  • Ethylene;
  • iron;
  • mycorrhiza;
  • phosphorus;
  • plant nutrition;
  • Rhizobium;
  • root growth

Although ethylene is known to be involved in plant response to a number of biotic and abiotic stresses, relatively little is known concerning its role in nutritional stress arising from nutrient deficiency or mineral toxicity. There is clear evidence for involvement of ethylene in the symbiosis between Rhizobium and legumes, and in the ‘Strategy 1’ response to Fe deficiency. Ethylene may also be generated during tissue necrosis induced by severe toxicities and deficiencies. Metal toxicity may generate ethylene through oxidative stress. Evidence for a more general role for ethylene in regulating plant responses to macronutrient deficiency is suggestive but incomplete.

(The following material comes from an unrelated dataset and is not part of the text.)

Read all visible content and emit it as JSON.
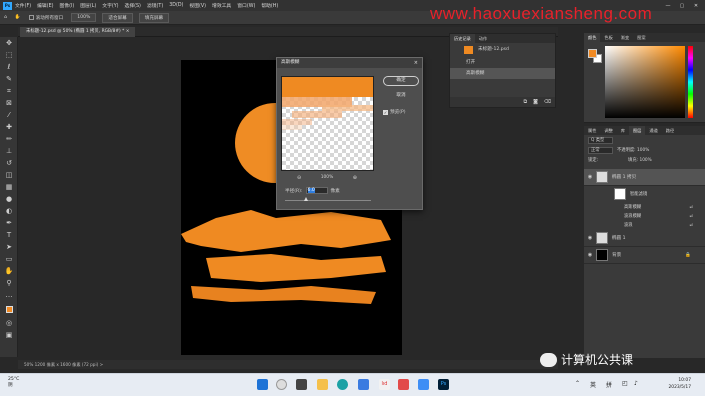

Few studies have addressed this interaction, and most published reports are difficult to interpret because of the unrealistic way that nutrient treatments were imposed. Deficiency of N and P appear to interact with ethylene production and sensitivity. A role for ethylene in mediating adaptive responses to P stress is suggested by the fact that P stress can induce a variety of morphological changes in root systems that are also affected by ethylene, such as gravitropism, aerenchyma formation, and root hair development. Other adaptive responses include senescence or abscission of plant parts which cannot be supported by the plant. Ethylene and other plant hormones may be involved in mediating the stress signal to generate these responses. Although existing literature is inconclusive, we speculate that ethylene may play an important role in mediating the morphological and physiological plasticity of plant responses to nutrient patches in time and space, and especially root responses to P stress.